It is the first time multiple Chicago firefighters have died in the line of duty since 1998.
The fire started just before 7 a.m. in the 1700-block of E. 75th street.
Edward Stringer worked for Engine 63 and began with the dept in 1998. He was a divorced father of two and known in his Southwest Side neighborhood as someone who always helped all his neighbors.
The other fallen firefighter was Corey Ankum, who worked for Engine 72. Dozens of Chicago firefighters lined the Christ Hospital emergency room driveway as the Ankum's body was brought out to be taken to the morgue.
"Great kid, always wanted to listen, always wanted to learn, did everything right," said Chicago Fire Department Captain Stan Pavilonas, who worked with Ankum. "It's just a tragic loss."
Purple bunting hung from both company firehouses Wednesday night to mourn the loss of the firefighters.
"It's a loss. That's all I can say," said Ankum's half brother Gerald Glover.
Ankum worked with Glover at the firehouse at 79th in south Chicago. Ankum, 34, worked the third shift. The father of three was known as an excellent cook and a jokester with an infectious laugh.
"He helped people that he don't really know... if you needed some help getting to the hospital, older people on his block, he helped out, you know, watching out for their houses while they go to work - all kinds of stuff," said Glover. "There was nothing that you could... ask for him to do that that he wouldn't do"
According to Glover, Ankum worked as a Chicago police officer for three years before switching to the fire department a little more than a year ago.
Glover said that Ankum told him he was switching from the police department to the fire department because he felt that people did not respect police any more.
Ankum and 12-year department veteran Stringer were killed when a roof and a wall collapsed while they were fighting a fire in an abandoned building.
Stringer's family received condolences at his home all day Wednesday.
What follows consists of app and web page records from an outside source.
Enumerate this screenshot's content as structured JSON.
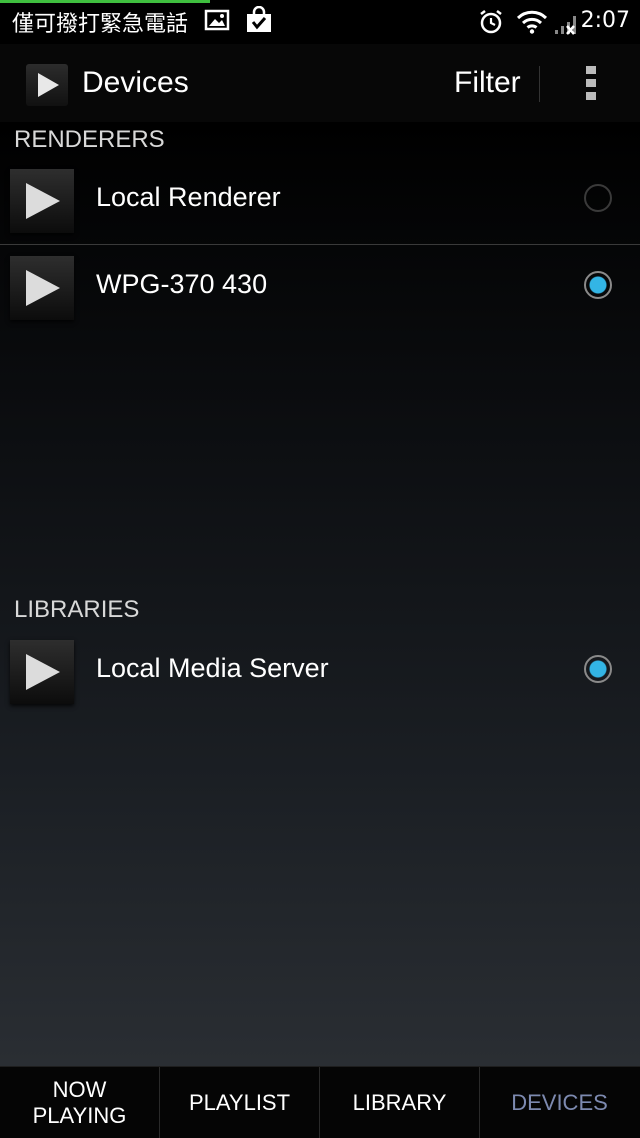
{
  "status_bar": {
    "carrier_text": "僅可撥打緊急電話",
    "time": "2:07",
    "icons": [
      "image-notification-icon",
      "shopping-bag-check-icon",
      "alarm-icon",
      "wifi-icon",
      "signal-no-service-icon"
    ]
  },
  "action_bar": {
    "title": "Devices",
    "filter_label": "Filter",
    "overflow_icon": "more-vertical-icon"
  },
  "renderers": {
    "header": "RENDERERS",
    "items": [
      {
        "label": "Local Renderer",
        "selected": false
      },
      {
        "label": "WPG-370 430",
        "selected": true
      }
    ]
  },
  "libraries": {
    "header": "LIBRARIES",
    "items": [
      {
        "label": "Local Media Server",
        "selected": true
      }
    ]
  },
  "tabs": [
    {
      "label": "NOW\nPLAYING",
      "selected": false
    },
    {
      "label": "PLAYLIST",
      "selected": false
    },
    {
      "label": "LIBRARY",
      "selected": false
    },
    {
      "label": "DEVICES",
      "selected": true
    }
  ],
  "colors": {
    "accent": "#33b5e5",
    "selected_tab": "#7d8ab0"
  }
}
A blow-up Santa Claus riding a Harley highlighted his love for motorcycles. He brought his bike to the Lakefront campground every year.
"He would ride his motorcycle out, go for rides out in the country, that type of thing," said friend Monica Murdaugh.
Neighbors say the neatly-shoveled sidewalks in his neighborhood are his handiwork. They say that on Tuesday, he was out clearing not only his, but theirs as well.
"We lost a hero - a man who was not only a good firefighter, he was a great neighbor - a great Chicagoan," said neighbor Kim Speck.
Maurice Matthews' brother was injured trying to save Ankum.
"To be there, knowing that you can't help your comrade and that you had to leave him is what he'staking hard now, because he was the last guy with him," said Matthews.
He told ABC7 that his brother has been released from Christ Hospital. He is now receiving counseling from the Fire Department.
The Mayor's Office as well as the Fire Department is personally feeling Ankum's loss. Ankum's wife worked for Mayor Daley.
Ankum leaves behind a wife and three children.
Funeral arrangements for both had yet to be announced Wednesday night.